Supporting research and collaboration
Support research on the causes, consequences, and costs of violence against women and on effective prevention measures.
In some places few data on violence against women are available. More research on the magnitude and nature of the problem of violence against women, and its costs, in given countries or settings is therefore urgently needed to provide a stronger basis for advocacy and action. More research needs be carried out on the causes of violence against women in different cultures and in different circumstances. Such research should aim to deepen understanding of both the risk and protective factors related to violence, focusing particularly on identifying key factors that are potentially amenable to intervention. Ensuring the further analysis of the existing database established by this Study will contribute greatly to understanding the determinants of the different patterns of violence, both within and between countries and sites.
Research on the male attitudes and beliefs that contribute to partner violence is needed if a comprehensive understanding of the problem is to be achieved. Longitudinal research is also needed on the evolution of violent behaviour by intimate partners over time, examining whether and how it differs from the development of other violent behaviours.

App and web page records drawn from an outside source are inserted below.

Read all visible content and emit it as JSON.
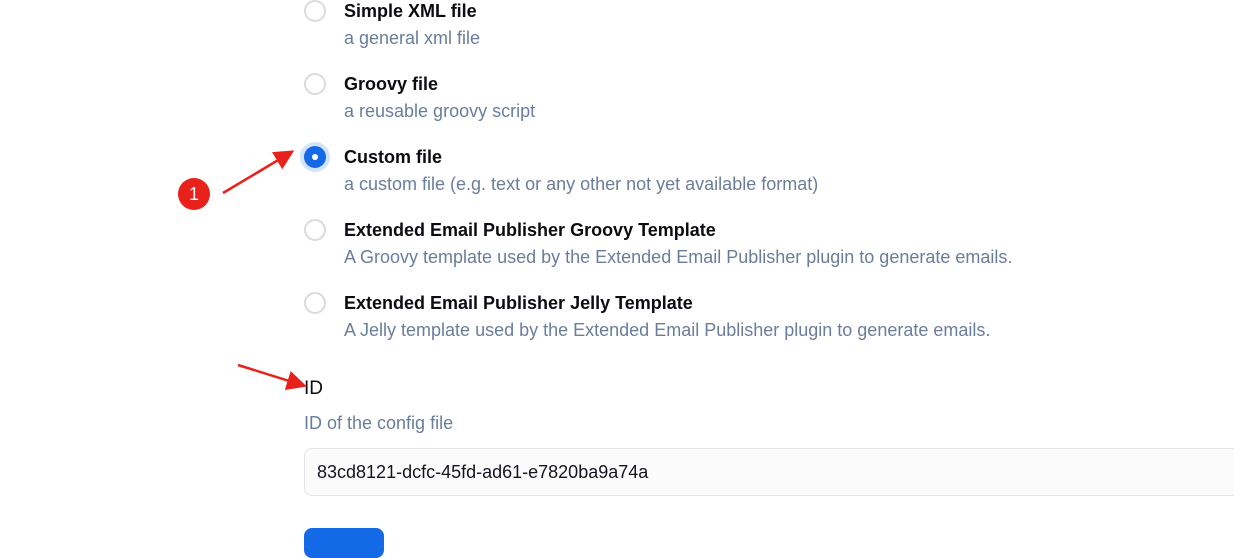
{
  "options": [
    {
      "title": "Simple XML file",
      "desc": "a general xml file",
      "selected": false
    },
    {
      "title": "Groovy file",
      "desc": "a reusable groovy script",
      "selected": false
    },
    {
      "title": "Custom file",
      "desc": "a custom file (e.g. text or any other not yet available format)",
      "selected": true
    },
    {
      "title": "Extended Email Publisher Groovy Template",
      "desc": "A Groovy template used by the Extended Email Publisher plugin to generate emails.",
      "selected": false
    },
    {
      "title": "Extended Email Publisher Jelly Template",
      "desc": "A Jelly template used by the Extended Email Publisher plugin to generate emails.",
      "selected": false
    }
  ],
  "id_field": {
    "label": "ID",
    "description": "ID of the config file",
    "value": "83cd8121-dcfc-45fd-ad61-e7820ba9a74a"
  },
  "annotation": {
    "badge": "1",
    "color": "#e8211a"
  },
  "colors": {
    "accent": "#1469e6",
    "description_text": "#6a7d9c"
  }
}
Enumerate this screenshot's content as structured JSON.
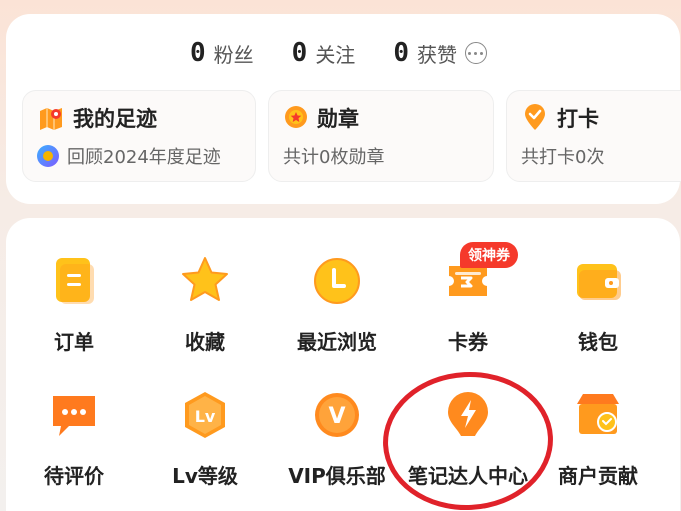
{
  "stats": [
    {
      "num": "0",
      "label": "粉丝"
    },
    {
      "num": "0",
      "label": "关注"
    },
    {
      "num": "0",
      "label": "获赞"
    }
  ],
  "subcards": {
    "footprint": {
      "title": "我的足迹",
      "desc": "回顾2024年度足迹"
    },
    "medal": {
      "title": "勋章",
      "desc": "共计0枚勋章"
    },
    "checkin": {
      "title": "打卡",
      "desc": "共打卡0次"
    }
  },
  "grid": {
    "row1": [
      {
        "label": "订单",
        "icon": "order-icon"
      },
      {
        "label": "收藏",
        "icon": "star-icon"
      },
      {
        "label": "最近浏览",
        "icon": "clock-icon"
      },
      {
        "label": "卡券",
        "icon": "coupon-icon"
      },
      {
        "label": "钱包",
        "icon": "wallet-icon"
      }
    ],
    "row2": [
      {
        "label": "待评价",
        "icon": "comment-icon"
      },
      {
        "label": "Lv等级",
        "icon": "level-icon",
        "icon_text": "Lv"
      },
      {
        "label": "VIP俱乐部",
        "icon": "vip-icon",
        "icon_text": "V"
      },
      {
        "label": "笔记达人中心",
        "icon": "lightning-icon"
      },
      {
        "label": "商户贡献",
        "icon": "shop-icon"
      }
    ]
  },
  "promo_badge": "领神券",
  "colors": {
    "accent_orange": "#ff9a1e",
    "accent_yellow": "#ffc21a",
    "promo_red": "#f5392b",
    "highlight_ring": "#e0222a"
  }
}
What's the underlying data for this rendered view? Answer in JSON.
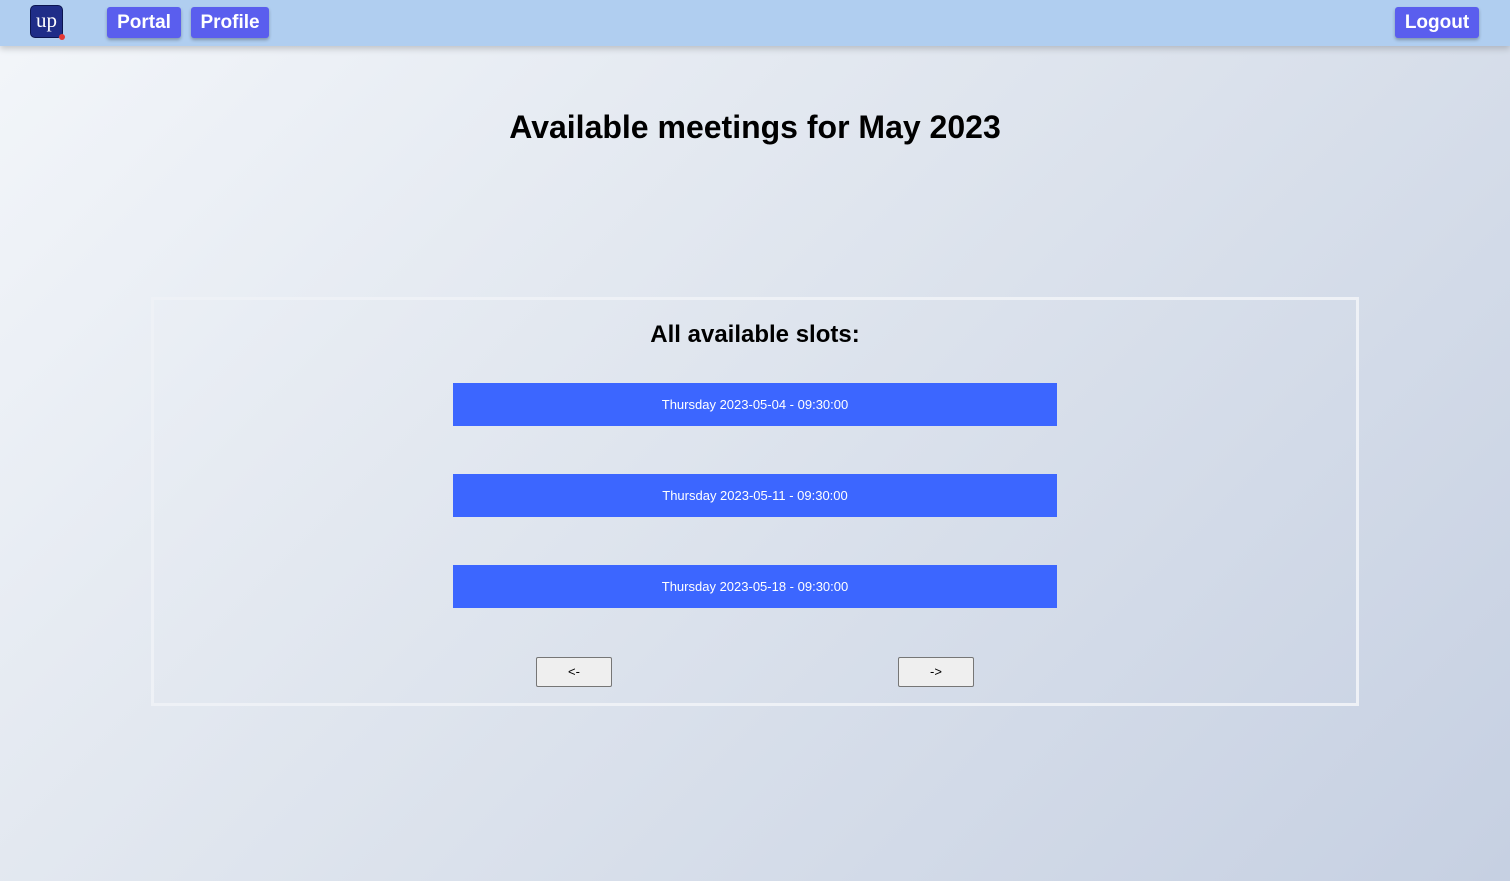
{
  "navbar": {
    "logo_text": "up",
    "portal_label": "Portal",
    "profile_label": "Profile",
    "logout_label": "Logout"
  },
  "page_title": "Available meetings for May 2023",
  "slots_panel": {
    "title": "All available slots:",
    "slots": [
      "Thursday 2023-05-04 - 09:30:00",
      "Thursday 2023-05-11 - 09:30:00",
      "Thursday 2023-05-18 - 09:30:00"
    ],
    "prev_label": "<-",
    "next_label": "->"
  },
  "colors": {
    "navbar_bg": "#b0cef0",
    "nav_button": "#5a5eee",
    "slot_button": "#3c66ff",
    "logo_bg": "#1f2d88"
  }
}
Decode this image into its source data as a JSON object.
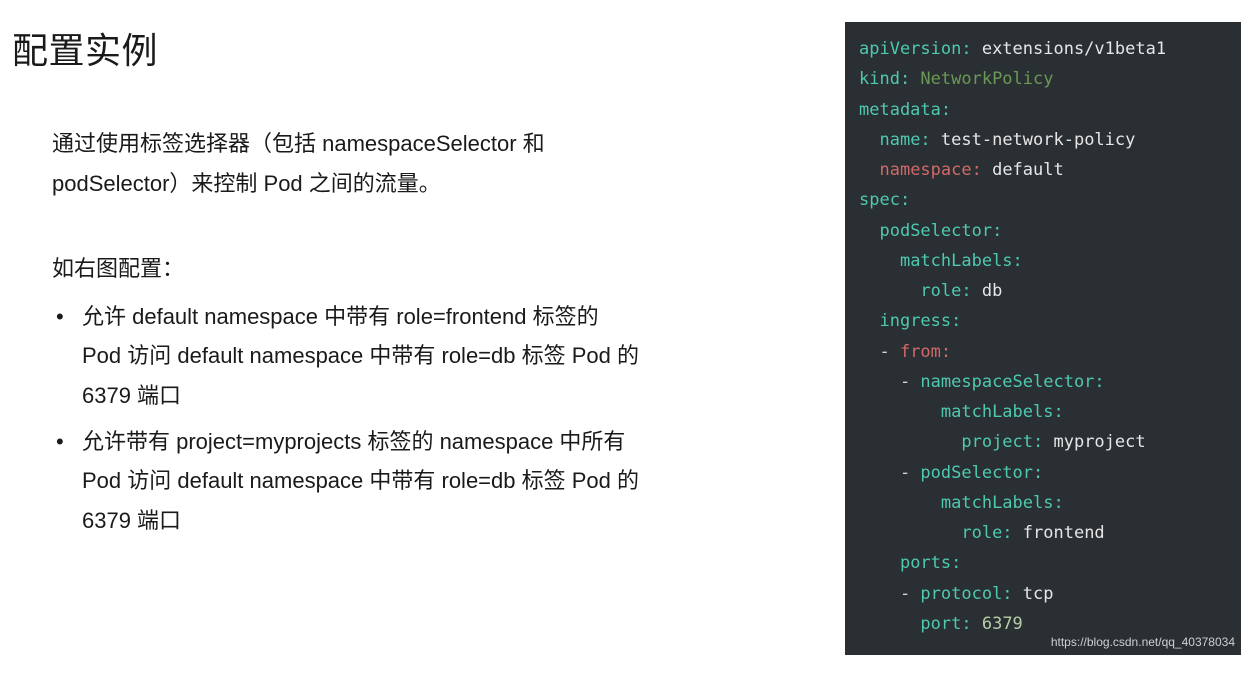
{
  "title": "配置实例",
  "intro_line1": "通过使用标签选择器（包括 namespaceSelector 和",
  "intro_line2": "podSelector）来控制 Pod 之间的流量。",
  "subheading": "如右图配置：",
  "bullets": [
    "允许 default namespace 中带有 role=frontend 标签的 Pod 访问 default namespace 中带有 role=db 标签 Pod 的 6379 端口",
    "允许带有 project=myprojects 标签的 namespace 中所有 Pod 访问 default namespace 中带有 role=db 标签 Pod 的 6379 端口"
  ],
  "code": {
    "l1_key": "apiVersion:",
    "l1_val": " extensions/v1beta1",
    "l2_key": "kind:",
    "l2_val": " NetworkPolicy",
    "l3_key": "metadata:",
    "l4_prefix": "  ",
    "l4_key": "name:",
    "l4_val": " test-network-policy",
    "l5_prefix": "  ",
    "l5_key": "namespace:",
    "l5_val": " default",
    "l6_key": "spec:",
    "l7_prefix": "  ",
    "l7_key": "podSelector:",
    "l8_prefix": "    ",
    "l8_key": "matchLabels:",
    "l9_prefix": "      ",
    "l9_key": "role:",
    "l9_val": " db",
    "l10_prefix": "  ",
    "l10_key": "ingress:",
    "l11_prefix": "  - ",
    "l11_key": "from:",
    "l12_prefix": "    - ",
    "l12_key": "namespaceSelector:",
    "l13_prefix": "        ",
    "l13_key": "matchLabels:",
    "l14_prefix": "          ",
    "l14_key": "project:",
    "l14_val": " myproject",
    "l15_prefix": "    - ",
    "l15_key": "podSelector:",
    "l16_prefix": "        ",
    "l16_key": "matchLabels:",
    "l17_prefix": "          ",
    "l17_key": "role:",
    "l17_val": " frontend",
    "l18_prefix": "    ",
    "l18_key": "ports:",
    "l19_prefix": "    - ",
    "l19_key": "protocol:",
    "l19_val": " tcp",
    "l20_prefix": "      ",
    "l20_key": "port:",
    "l20_val": " 6379"
  },
  "credit": "https://blog.csdn.net/qq_40378034"
}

Research to inform the design and delivery of interventions where these do not exist needs to be accompanied by evaluation research on the short- and long-term effects of programmes to prevent and respond to partner violence – including school-based programmes, legal and policy changes, services for victims of violence, programmes that target perpetrators of violence, and campaigns to change social norms. The WHO Handbook for the documentation of interpersonal violence prevention programmes (29) provides useful guidance for the systematic collection, from diverse settings, of information on programmes for the prevention of interpersonal violence. Ultimately, the aim is to identify successful and promising interventions, and publicize the results to promote the scaling up of such efforts.
Increase support to programmes to reduce and respond to violence against women.
While many of the measures called for in these recommendations are relatively inexpensive, resource-poor countries are struggling to maintain their public health systems and social services. New activities and programmes targeting violence against women will have to compete for funding with a variety of urgent priorities for national governments. Even if political commitment is present, it may be difficult to translate this commitment to action without additional funding. International donors, development agencies, and nongovernmental organizations should therefore be prepared to provide financial and technical support for concrete, well-designed proposals by national governments and development counterparts (in particular, women’s organizations) that aim to prevent violence against women, provide services to women who have been abused, or reduce gender inequality.
Donors and international organizations need to support efforts to carry out research on this issue, and foster increased collaboration across countries and regions.
The ultimate challenge is to prevent and eventually eliminate all forms of violence, including violence against women. The immediate task is to support and offer choices to those women living in violent situations or who have suffered any form of violence.